What the task requires.
In the entries below, find the lines with the word "name" and copy them.

Data extracts.
• • • •

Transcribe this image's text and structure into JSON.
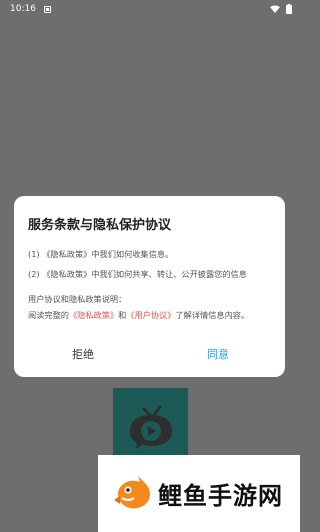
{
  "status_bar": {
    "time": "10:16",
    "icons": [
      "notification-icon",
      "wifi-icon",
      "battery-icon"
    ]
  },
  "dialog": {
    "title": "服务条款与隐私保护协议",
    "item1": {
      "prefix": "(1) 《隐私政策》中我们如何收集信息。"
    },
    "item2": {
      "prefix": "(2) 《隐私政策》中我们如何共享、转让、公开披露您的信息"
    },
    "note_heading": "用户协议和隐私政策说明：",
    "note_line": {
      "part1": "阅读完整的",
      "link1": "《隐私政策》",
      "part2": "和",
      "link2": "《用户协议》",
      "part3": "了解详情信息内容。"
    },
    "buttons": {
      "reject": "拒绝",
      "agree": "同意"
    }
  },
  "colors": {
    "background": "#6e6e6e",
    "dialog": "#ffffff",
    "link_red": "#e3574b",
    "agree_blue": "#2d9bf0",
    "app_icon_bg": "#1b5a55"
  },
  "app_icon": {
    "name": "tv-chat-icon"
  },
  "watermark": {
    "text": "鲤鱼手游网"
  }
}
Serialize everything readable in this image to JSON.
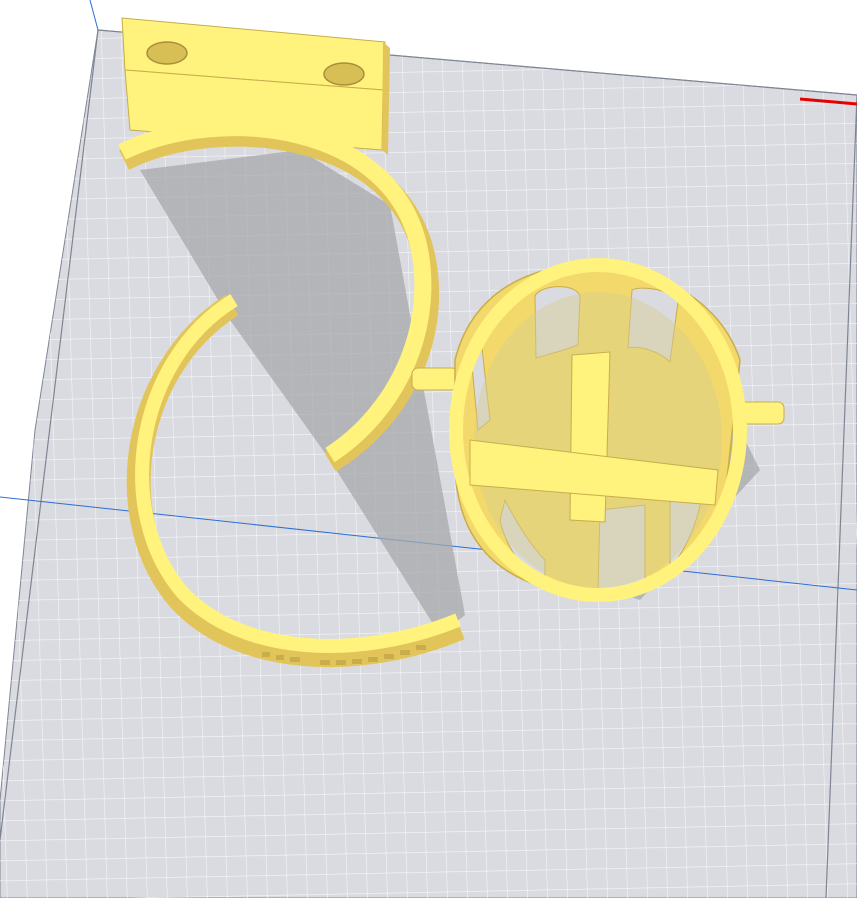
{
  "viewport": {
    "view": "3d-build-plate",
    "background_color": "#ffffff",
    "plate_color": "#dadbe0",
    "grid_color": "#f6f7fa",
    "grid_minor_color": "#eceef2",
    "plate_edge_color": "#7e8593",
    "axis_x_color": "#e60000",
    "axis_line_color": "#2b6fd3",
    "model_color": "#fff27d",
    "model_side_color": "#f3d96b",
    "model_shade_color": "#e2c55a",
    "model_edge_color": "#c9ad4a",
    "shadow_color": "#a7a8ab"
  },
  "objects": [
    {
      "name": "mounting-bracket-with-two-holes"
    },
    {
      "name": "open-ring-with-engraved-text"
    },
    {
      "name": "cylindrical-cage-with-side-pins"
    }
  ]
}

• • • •

Result for this exercise.
    "name": "tv-chat-icon"
      "name": "mounting-bracket-with-two-holes"
      "name": "open-ring-with-engraved-text"
      "name": "cylindrical-cage-with-side-pins"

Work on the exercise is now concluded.